Extracted records
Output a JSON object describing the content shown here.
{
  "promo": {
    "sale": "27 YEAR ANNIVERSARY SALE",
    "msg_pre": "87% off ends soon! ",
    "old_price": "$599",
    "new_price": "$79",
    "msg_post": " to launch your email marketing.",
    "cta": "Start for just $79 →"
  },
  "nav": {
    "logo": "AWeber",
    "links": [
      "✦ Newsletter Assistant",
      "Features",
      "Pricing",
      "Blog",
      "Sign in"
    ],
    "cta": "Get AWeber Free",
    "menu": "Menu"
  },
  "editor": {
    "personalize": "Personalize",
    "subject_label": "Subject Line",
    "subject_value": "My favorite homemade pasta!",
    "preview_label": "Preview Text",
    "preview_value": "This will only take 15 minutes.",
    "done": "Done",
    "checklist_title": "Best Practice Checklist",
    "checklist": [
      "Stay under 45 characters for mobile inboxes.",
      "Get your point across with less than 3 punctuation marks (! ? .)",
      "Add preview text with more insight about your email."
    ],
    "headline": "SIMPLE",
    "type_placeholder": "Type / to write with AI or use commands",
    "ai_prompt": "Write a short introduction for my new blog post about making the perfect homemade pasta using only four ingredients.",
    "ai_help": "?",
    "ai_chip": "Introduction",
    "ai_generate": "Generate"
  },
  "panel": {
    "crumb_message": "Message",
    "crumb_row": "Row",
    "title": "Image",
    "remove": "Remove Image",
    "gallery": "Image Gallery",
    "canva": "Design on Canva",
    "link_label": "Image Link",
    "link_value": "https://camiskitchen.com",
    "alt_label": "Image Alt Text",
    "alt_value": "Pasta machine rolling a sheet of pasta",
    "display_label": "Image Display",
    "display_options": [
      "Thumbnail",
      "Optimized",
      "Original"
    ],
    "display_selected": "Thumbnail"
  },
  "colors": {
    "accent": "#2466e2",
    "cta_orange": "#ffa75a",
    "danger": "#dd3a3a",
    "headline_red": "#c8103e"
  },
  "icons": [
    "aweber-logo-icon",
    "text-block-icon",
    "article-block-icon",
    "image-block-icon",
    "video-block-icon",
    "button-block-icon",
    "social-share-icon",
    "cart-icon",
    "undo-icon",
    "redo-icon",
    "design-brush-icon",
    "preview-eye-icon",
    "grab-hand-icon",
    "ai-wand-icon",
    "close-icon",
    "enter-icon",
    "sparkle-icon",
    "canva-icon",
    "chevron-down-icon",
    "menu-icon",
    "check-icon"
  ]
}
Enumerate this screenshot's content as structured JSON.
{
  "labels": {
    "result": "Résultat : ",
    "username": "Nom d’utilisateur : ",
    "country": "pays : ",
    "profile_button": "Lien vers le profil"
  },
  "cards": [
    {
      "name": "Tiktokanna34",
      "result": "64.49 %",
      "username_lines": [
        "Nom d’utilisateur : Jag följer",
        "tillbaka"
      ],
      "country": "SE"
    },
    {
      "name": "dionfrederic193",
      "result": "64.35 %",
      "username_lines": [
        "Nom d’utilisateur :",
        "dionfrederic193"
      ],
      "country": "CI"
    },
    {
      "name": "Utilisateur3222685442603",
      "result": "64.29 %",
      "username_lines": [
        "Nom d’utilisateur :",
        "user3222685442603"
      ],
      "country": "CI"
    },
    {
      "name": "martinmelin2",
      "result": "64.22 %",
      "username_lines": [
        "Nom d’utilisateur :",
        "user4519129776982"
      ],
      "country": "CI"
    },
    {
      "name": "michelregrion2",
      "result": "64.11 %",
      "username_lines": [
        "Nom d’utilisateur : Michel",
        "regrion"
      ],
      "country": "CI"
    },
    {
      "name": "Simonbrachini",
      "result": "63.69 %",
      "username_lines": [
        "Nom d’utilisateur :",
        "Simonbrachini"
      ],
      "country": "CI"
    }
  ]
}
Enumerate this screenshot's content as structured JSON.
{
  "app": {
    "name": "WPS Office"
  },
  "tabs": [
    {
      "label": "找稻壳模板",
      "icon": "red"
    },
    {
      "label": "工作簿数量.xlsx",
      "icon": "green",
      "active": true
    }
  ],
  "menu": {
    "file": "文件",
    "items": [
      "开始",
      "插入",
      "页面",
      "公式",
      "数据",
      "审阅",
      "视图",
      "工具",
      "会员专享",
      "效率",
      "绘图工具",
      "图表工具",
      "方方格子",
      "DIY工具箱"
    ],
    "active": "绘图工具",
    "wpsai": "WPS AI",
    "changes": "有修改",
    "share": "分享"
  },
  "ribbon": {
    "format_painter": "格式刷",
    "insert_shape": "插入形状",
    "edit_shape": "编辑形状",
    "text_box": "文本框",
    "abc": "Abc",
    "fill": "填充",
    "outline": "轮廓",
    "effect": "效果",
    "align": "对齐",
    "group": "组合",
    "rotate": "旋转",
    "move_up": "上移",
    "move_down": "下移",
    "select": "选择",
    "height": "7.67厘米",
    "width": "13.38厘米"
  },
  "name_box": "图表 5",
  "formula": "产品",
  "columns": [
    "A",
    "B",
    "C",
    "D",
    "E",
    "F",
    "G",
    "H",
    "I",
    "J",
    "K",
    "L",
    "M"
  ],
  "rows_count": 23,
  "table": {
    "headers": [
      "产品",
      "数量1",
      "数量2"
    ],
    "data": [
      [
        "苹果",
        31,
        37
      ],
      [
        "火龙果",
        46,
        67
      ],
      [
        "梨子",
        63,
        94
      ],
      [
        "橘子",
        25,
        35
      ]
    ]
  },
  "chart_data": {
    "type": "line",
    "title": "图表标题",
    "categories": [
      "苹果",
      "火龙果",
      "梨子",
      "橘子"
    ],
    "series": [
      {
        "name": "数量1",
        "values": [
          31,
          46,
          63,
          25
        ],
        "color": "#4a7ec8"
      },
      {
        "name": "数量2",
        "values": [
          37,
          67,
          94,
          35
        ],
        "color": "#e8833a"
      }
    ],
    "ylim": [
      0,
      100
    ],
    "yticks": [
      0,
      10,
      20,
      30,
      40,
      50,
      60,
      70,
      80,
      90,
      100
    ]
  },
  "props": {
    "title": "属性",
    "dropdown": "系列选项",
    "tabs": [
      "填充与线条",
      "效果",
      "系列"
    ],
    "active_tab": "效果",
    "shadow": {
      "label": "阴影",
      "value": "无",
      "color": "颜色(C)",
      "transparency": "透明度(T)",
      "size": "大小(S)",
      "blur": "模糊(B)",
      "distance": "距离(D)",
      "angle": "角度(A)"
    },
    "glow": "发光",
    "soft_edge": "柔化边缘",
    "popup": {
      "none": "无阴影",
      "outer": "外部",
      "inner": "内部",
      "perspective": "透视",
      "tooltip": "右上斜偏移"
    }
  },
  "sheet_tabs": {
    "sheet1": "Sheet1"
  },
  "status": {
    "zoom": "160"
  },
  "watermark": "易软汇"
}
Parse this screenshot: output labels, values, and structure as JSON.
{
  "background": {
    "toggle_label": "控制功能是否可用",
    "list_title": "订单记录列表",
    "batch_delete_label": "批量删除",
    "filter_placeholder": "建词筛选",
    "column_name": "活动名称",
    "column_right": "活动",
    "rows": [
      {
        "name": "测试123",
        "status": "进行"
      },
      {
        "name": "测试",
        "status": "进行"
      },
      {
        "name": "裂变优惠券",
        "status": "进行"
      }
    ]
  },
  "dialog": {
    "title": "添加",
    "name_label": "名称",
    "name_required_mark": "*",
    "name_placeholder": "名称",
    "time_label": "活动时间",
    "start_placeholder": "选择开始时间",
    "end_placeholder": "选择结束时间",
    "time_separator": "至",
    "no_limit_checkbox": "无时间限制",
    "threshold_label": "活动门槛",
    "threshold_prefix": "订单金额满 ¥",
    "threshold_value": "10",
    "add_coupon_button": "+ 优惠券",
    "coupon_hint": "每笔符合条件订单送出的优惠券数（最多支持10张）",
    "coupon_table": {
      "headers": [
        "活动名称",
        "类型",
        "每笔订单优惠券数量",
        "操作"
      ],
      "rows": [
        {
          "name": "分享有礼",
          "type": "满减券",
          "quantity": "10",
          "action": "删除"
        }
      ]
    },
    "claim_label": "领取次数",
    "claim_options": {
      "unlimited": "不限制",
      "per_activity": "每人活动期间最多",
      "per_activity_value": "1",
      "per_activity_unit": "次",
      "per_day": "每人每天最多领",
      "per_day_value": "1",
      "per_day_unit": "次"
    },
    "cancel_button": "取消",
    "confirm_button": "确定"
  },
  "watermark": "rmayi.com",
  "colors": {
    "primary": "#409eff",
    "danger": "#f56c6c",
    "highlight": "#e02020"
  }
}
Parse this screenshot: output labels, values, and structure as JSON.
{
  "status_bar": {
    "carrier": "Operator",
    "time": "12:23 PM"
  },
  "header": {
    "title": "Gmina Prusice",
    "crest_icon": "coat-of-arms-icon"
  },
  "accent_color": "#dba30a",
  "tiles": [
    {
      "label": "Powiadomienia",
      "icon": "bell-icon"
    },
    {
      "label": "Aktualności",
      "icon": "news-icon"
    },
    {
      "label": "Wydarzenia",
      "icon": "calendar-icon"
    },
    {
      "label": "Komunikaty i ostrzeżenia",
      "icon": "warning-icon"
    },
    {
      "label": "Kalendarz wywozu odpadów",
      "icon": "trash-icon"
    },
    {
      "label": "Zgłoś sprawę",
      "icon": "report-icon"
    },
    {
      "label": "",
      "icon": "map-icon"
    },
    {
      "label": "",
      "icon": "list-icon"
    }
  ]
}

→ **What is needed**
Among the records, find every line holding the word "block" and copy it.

→ **Written answer**
    "text-block-icon",
    "article-block-icon",
    "image-block-icon",
    "video-block-icon",
    "button-block-icon",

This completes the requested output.